Jewish Leaders Take Action
Jewish leadership supports prison reform and calls upon Congress and the Senate to support the National Criminal Justice Commission Act to merely move forward with a comprehensive study of the prison system.
The following Orthodox Rabbis and Jewish leaders call upon the Jewish community to sign this letter of solidarity. Supporters of this statement also commit to speaking publicly about criminal justice and prison reform (especially if possible on Parshat Vayeshev as part of a national education campaign), contacting Congress to create change, visiting correctional facilities when possible, and considering hiring former prisoners in order to aid their re-entry into society. We also express our public gratitude to all those who serve the criminal justice system to make our society more just and safe.
With Blessings of Peace,
Rabbi Shmuly Yanklowitz, Uri L’Tzedek, Founder & President, Los Angeles, CA
Rabbi Ari Weiss, Uri L’Tzedek, Director, NY, NY
Rabbi Jason Herman, International Rabbinic Fellowship, Executive Director, NY, NY
Rabbi Hyim Shafner, Bais Abraham Congregation, Saint Louis, MO
Rabbi Avi Weiss, Founder & President, Yeshivat Chovevei Torah, NY, NY
Rabbi Zev Farber, Aitzim (Atlanta Institute of Torah and Zionism), Founder, Atlanta, GA
Rabbi Yitz Greenberg, Jewish Life Network, Past President & CLAL:National Jewish Center for
Learning and Leadership, Past President, NY, NY
Rabbi Yosef Kanefsky, B’nai David-Judea, Los Angeles, CA

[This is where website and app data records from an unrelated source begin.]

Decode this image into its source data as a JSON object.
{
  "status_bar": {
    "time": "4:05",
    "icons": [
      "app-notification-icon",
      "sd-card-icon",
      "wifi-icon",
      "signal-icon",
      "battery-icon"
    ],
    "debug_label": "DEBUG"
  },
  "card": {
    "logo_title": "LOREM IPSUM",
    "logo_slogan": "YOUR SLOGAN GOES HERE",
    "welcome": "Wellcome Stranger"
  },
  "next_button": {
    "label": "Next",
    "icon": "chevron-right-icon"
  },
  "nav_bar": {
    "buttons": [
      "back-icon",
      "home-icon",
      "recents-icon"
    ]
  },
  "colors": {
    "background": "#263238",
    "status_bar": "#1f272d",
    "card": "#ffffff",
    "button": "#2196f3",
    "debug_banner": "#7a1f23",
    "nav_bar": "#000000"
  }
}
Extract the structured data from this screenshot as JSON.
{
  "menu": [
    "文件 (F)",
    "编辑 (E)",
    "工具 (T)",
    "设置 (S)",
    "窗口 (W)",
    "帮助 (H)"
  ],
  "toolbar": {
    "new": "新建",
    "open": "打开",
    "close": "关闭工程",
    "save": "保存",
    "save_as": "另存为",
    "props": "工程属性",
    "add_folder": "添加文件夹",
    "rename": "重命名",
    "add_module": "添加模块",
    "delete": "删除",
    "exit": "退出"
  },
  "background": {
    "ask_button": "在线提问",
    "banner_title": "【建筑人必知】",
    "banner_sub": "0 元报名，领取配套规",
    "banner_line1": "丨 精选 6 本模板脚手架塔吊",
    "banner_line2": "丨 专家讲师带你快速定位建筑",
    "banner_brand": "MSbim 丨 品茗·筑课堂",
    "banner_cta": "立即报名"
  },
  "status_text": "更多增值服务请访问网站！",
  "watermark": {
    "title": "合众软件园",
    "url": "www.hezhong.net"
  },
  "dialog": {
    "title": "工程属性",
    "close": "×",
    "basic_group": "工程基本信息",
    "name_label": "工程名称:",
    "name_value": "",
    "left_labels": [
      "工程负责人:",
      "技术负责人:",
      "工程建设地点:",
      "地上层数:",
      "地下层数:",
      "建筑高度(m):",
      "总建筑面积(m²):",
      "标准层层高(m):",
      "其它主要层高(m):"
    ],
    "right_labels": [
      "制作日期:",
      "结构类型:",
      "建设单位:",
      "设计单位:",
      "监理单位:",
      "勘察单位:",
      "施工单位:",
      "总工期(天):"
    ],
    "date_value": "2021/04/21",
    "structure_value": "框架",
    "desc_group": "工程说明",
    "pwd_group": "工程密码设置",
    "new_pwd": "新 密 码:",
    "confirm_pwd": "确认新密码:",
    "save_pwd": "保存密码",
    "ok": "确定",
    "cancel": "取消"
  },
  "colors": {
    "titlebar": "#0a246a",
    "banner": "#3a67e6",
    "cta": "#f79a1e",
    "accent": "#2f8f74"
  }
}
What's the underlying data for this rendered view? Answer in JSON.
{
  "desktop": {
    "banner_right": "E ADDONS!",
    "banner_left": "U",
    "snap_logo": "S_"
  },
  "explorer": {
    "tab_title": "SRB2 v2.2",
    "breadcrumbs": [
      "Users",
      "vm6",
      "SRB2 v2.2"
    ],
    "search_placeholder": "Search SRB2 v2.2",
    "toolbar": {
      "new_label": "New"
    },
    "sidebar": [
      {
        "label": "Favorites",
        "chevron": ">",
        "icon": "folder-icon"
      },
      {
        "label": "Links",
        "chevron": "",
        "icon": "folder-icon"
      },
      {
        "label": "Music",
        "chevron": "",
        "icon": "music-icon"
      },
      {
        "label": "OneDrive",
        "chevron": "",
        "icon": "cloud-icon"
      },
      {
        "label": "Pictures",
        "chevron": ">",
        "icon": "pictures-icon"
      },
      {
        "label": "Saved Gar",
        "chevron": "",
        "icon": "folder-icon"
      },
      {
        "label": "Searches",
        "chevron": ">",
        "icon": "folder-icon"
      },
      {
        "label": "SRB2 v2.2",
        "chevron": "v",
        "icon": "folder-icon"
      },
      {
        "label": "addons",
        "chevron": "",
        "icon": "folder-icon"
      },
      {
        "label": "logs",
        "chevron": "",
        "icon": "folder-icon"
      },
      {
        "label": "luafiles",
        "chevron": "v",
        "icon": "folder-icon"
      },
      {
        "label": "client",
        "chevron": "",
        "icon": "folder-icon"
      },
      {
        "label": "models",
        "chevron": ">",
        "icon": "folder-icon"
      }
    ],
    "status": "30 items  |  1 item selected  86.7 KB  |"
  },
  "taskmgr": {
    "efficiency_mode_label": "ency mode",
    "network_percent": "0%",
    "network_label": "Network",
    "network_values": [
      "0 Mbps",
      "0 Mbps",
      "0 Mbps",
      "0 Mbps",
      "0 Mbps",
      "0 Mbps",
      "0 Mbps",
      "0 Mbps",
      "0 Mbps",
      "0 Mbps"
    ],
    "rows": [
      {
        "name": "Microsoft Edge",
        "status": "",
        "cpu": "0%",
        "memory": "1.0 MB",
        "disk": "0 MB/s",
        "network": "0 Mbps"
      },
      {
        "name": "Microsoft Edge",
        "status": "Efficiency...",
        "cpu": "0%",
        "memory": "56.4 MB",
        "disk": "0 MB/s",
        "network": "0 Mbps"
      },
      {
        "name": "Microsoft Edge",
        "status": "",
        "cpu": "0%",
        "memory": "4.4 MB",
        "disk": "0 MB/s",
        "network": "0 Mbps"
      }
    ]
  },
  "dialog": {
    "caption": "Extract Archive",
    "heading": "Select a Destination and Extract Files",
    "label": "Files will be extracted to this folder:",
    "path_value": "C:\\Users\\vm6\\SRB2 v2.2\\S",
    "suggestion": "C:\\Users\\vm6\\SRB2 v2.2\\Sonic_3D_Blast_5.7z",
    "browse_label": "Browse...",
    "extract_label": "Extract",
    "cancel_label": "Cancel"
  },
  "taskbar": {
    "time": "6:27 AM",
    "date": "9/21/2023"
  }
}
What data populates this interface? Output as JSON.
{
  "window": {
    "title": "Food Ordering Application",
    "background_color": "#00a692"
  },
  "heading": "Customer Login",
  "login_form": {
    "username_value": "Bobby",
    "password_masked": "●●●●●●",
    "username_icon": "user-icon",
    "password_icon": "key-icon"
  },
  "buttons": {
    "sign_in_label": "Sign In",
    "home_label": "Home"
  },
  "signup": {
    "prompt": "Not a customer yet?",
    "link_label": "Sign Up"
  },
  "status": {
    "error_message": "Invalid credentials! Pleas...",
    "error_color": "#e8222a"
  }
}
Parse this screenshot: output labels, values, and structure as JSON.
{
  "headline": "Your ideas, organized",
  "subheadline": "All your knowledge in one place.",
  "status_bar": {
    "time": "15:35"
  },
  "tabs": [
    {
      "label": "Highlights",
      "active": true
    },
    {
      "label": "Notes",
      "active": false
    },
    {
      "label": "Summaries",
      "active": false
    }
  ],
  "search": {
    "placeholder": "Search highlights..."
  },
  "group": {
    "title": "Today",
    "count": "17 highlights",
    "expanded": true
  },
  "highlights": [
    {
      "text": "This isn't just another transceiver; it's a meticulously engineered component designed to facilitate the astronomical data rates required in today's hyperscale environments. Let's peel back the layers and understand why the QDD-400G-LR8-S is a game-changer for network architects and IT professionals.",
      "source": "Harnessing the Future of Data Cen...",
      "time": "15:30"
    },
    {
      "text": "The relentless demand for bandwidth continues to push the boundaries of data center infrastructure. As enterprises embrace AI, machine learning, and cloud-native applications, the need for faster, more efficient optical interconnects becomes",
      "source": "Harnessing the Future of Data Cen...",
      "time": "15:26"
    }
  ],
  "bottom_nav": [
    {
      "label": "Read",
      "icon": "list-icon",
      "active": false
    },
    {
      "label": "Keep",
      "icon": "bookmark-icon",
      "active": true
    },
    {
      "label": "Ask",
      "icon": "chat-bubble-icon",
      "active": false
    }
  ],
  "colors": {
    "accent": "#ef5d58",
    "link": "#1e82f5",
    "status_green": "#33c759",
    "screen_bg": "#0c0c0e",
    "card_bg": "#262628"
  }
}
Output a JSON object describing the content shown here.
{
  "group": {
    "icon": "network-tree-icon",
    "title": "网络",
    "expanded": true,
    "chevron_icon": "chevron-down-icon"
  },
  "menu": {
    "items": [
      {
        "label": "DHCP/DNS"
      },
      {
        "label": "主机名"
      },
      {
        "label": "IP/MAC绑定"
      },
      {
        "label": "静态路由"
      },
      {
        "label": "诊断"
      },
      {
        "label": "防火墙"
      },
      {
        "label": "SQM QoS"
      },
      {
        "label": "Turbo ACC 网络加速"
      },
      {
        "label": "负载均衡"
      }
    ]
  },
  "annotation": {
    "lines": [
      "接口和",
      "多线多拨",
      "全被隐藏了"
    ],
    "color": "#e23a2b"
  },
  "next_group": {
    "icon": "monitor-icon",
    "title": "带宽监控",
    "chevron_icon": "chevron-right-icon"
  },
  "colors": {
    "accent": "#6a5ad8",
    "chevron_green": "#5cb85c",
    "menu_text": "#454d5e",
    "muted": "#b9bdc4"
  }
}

Rabbi Marc Angel, Founder & Director, Institute for Jewish Ideas & Ideals, NY, NY
Rabbi Shmuel Herzfeld, Ohev Sholom: The National Synagogue, Washington D.C.
Rabbi Naftali Citron, Carlebach Shul, NY, NY
Rabbi Uri Topolosky, Beth Israel, New Orleans, LA
Rabbi Saul Strosberg, Senior Rabbi, Congregation Sherith Israel, Nashville, TN
Rabbi David Jaffe, Gann Academy, Mashgiach Ruchani and Kirva Institute, Dean, Boston, MA
Rabbi Aaron Frank, Kehilat Netivot Shalom, Beth Tfiloh Dahan Community School, High School Principal, Baltimore, MA
Rabbi Yitzchok Adler, Beth David Synagogue, West Hartford, CT
Rabbi Ben Greenberg, Jewish Chaplain of Harvard University & Orthodox Rabbi of Harvard Hillel, Cambridge, MA
Rabbi Yerachmiel Shapiro, Moses Montefiore Anshe Emunah Congregation, Prison Chaplain at Baltimore County Detention Center, Baltimore, MD
Rabbi Mitchell Wohlberg, Beth Tfiloh Congregation, Baltimore, MY
Rabbi Ari Leubitz, Shalhevet High School, Judaic Studies Principal, Los Angeles, CA
Rabbi Seth Winberg, Assistant Director, University of Michigan Hillel, Ann Arbor, MI
Rabbi Akiva Herzfeld, Congregation Shaarey Tphiloh, Portland, Maine
Rabbi Kenneth Stein, Teaneck, NJ
Rabbi Josh Feigelson, Evanston, IL
Rabbi Daniel Levitt - Assistant Rabbi, Congregation Sherith Israel, Nashville, TN
Rabbi Maurice Appelbaum, Congregation Ahavas Israel, Brooklyn, NY
Rabbi Yechiel Hoffman, Executive Director, LimmudLA, Los Angeles, CA
Rabbi Aaron Finkelstein, The Prospect Heights Shul, Brooklyn, NY
Rabbi Zachary Truboff, Cedar Road Synagogue, Cleveland, Ohio
Rabbi Daniel Smokler, Senior Jewish Educator, NYU Hillel, NY, NY
Rabbi Dr. Doniel Z. Kramer, Brooklyn, NY
Rabbi Avi Finegold, Chicago, IL
Rabbi Mike Schultz, Kehilat Ohel Avraham
Rabbi Benjamin Berger, Senior Jewish Educator, Ohio State University Hillel, Columbus, OH
Rabbi Seth Braunstein, Director of Religious Experience, Carmel Academy, Greenwich, CT
Rabbi Akiva Dovid Weiss, OU-JLIC Rabbi, Rutgers Hillel, Rutgers University
Please consider signing this petition in support of these courageous Orthodox leaders addressing one of the greatest human rights crises of our time!
To sign, click here.
[Hat Tip: Reb Yudel.]